“Hyperconnected customers demanding personalized services are calling for an acceleration of their banks’ [digital] transformation – toward more security and advice, as well as digital and environmentally responsible products and services,” according to the firm’s 2022 Digital Banking Experience report. The consumer view suggests a widening gap between the priorities set by banks and the expectations of customers, which are changing at an increasingly rapid pace.
Despite the ease of communicating with banks across digital channels, consumers are becoming increasingly frustrated with the lack of listening and personalization by financial institutions. In fact, only 26% of customers say they are completely satisfied with the level of personalization offered by digital tools, and 29% deplore banks’ ability to listen to them on these same channels. This is why 46% of customers surveyed say they would open an account with a non-bank player.
More than ever, today’s banking customer has diversified their banking relationship across multiple traditional and non-traditional solution providers. As a result, they are less likely to interact with their legacy banking institution. Sopra Steria’s research indicates mobile applications and websites from legacy and non-traditional banks are becoming the primary channels of exchange for more than half of consumers globally.
The challenge is that fintech firms and even tech companies offer mobile-first services that make it easier for consumers to manage their finances. Additionally, these companies often offer specialized services such as peer-to-peer payments, micro-investing, budgeting tools, as well as segment-specific offerings that are often not available through traditional banks or credit unions.
Interestingly, while banks and credit unions are trying to ramp up the development of high-tech capabilities, such as blockchain and AI, most consumers are more interested in less-advanced banking products and services, preferring improvements in basic banking. “While banks should continue to keep an eye on forward-thinking technologies, they can still benefit from fine-tuning existing digital banking offerings,” states the research.
Consumers also mentioned a strong desire for increased investment in advanced payment solutions such as real-time payments, cross-border capabilities, modernization of the payment infrastructure and BNPL. This demand is driven by several factors, including the growing use of mobile devices and digital platforms for financial transactions, the increasing adoption of e-commerce and online marketplaces, and the desire for faster, more secure and more convenient payment methods.
The Importance of Collaborative Business Models
Digital banking transformation has become increasingly complex as the marketplace changes faster.
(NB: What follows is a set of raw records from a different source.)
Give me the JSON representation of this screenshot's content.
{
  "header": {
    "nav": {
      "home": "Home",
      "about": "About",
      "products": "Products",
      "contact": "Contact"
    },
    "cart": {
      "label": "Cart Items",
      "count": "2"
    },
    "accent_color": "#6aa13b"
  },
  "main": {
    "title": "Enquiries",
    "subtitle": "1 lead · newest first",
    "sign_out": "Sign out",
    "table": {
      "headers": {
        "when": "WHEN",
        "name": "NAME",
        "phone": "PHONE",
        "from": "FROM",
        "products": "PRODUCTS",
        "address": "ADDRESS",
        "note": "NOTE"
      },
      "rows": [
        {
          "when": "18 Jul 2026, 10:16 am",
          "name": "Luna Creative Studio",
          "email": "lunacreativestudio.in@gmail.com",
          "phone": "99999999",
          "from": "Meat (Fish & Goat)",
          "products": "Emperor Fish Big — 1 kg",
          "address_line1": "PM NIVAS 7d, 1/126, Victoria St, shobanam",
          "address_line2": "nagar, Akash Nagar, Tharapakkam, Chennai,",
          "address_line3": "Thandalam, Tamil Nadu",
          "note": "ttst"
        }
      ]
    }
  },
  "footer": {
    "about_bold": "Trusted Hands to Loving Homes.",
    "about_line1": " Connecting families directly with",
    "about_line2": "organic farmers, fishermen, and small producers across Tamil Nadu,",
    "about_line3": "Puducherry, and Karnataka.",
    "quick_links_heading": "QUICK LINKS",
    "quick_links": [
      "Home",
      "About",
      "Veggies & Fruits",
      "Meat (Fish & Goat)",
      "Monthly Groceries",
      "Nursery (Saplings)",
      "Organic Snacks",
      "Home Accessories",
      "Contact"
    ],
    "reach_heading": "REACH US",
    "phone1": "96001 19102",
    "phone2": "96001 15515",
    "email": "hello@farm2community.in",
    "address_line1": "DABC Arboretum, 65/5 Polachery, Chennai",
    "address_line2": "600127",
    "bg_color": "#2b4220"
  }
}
To keep pace with the change occurring, progressive financial institutions are collaborating with fintech firms and third-party solution providers to assist with the integration of advanced technologies, the development of new products and services, and the adoption of new business models.
These collaborations provide access to specialized expertise, technology and new market opportunities, with supporting success stories that help deliver solutions faster and with lower risk. For instance, a bank or credit union may partner with a fintech company that specializes in the use of data and artificial intelligence to develop new acquisition, onboarding, relationship growth and retention strategies that enhance the customer experience.
Partnerships and collaborations can also provide access to new market opportunities through embedded banking, banking as a service (BaaS), open banking or other expansion strategies. Even with these expansion opportunities, banks should use their legacy advantage of trust to improve on hyper-personalized products and services. One solution set that is beginning to get a lot of traction are tools that help with financial wellbeing.
“By increasing investment in data interoperability, as well as around key consumer-facing banking initiatives, today’s bank is preparing to maintain contact with end customers, while also positioning itself as support for non-banks entering the financial services ecosystem,” states Sopra Business Software. “From the bank’s point of view, it will ideally serve both sides.”